This course will focus on four core issues: quarantine and criminal penalties, access to affordable medicines and intellectual property, the international and constitutional right to health, and how political institutions and race intersect and condition the effect of law on population health. By looking at these issues in both the United States and abroad, particularly in low- and middle-income countries, students will gain a comparative perspective about how law works in practice.
Utilizing HIV and tuberculosis as core case studies, students will explore how law and policy tools can have a significant impact on population health. Today, state actors continue to use law to address public health issues—with examples of both great successes and significant failures.

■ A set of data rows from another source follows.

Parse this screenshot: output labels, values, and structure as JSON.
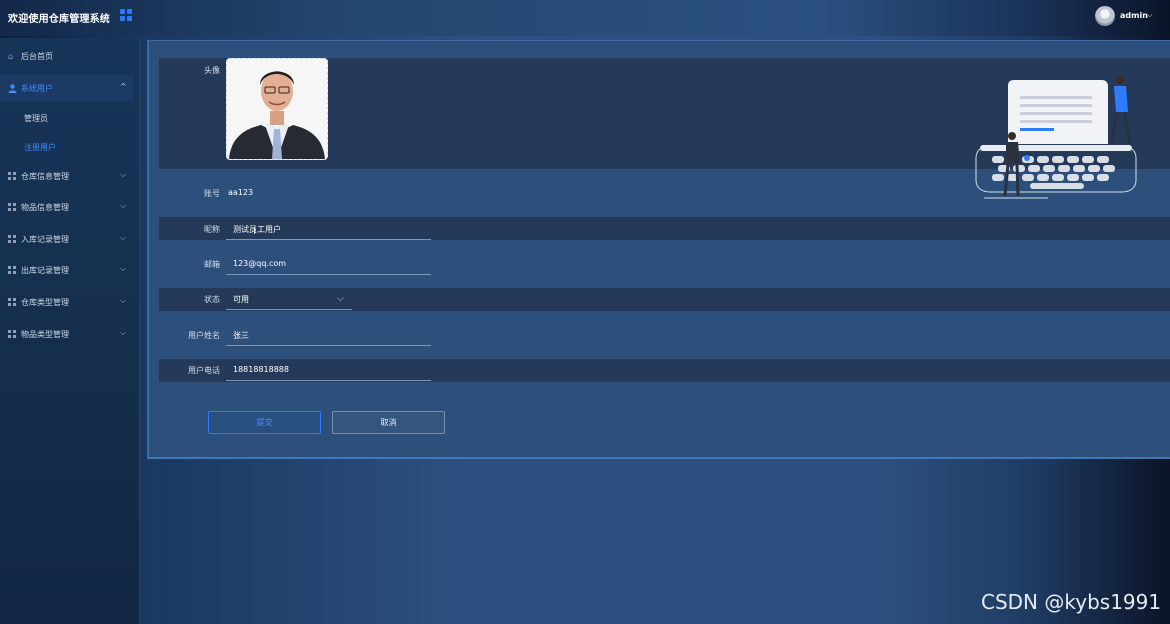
{
  "app": {
    "title": "欢迎使用仓库管理系统",
    "user": "admin"
  },
  "sidebar": {
    "items": [
      {
        "label": "后台首页",
        "icon": "home-icon"
      },
      {
        "label": "系统用户",
        "icon": "user-icon",
        "expanded": true
      },
      {
        "label": "仓库信息管理",
        "icon": "grid-icon"
      },
      {
        "label": "物品信息管理",
        "icon": "grid-icon"
      },
      {
        "label": "入库记录管理",
        "icon": "grid-icon"
      },
      {
        "label": "出库记录管理",
        "icon": "grid-icon"
      },
      {
        "label": "仓库类型管理",
        "icon": "grid-icon"
      },
      {
        "label": "物品类型管理",
        "icon": "grid-icon"
      }
    ],
    "sub_items": [
      {
        "label": "管理员"
      },
      {
        "label": "注册用户",
        "current": true
      }
    ]
  },
  "form": {
    "avatar_label": "头像",
    "account": {
      "label": "账号",
      "value": "aa123"
    },
    "nickname": {
      "label": "昵称",
      "value": "测试员工用户"
    },
    "email": {
      "label": "邮箱",
      "value": "123@qq.com"
    },
    "status": {
      "label": "状态",
      "value": "可用"
    },
    "realname": {
      "label": "用户姓名",
      "value": "张三"
    },
    "phone": {
      "label": "用户电话",
      "value": "18818818888"
    },
    "submit_label": "提交",
    "cancel_label": "取消"
  },
  "colors": {
    "accent": "#2f7bff",
    "panel": "#2c4f7c",
    "band": "#253a59"
  },
  "watermark": "CSDN @kybs1991"
}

As public health law embodies both thorny ethical issues and empirical questions about the power of the state to affect health, examining the intersection of law and social science will reveal substantive issues in key health policy issues as well as the conditions under which law and legal advocacy affects wellbeing. HIV and TB, the world’s biggest infectious killers, provide a lens through which to better understand central issues in public health law and policy, which will then be linked to other health concerns in infectious, non-communicable, and environmental health.
This one-week class will be a blend of lectures, discussion, and small group work. Readings will include case law and legal theory as well as texts from political science, economics, and public health. At the end, students will have a better understanding of how and when the law matters for health—which will be of particular interest to students interested in litigation, lawmaking, and public health regulation.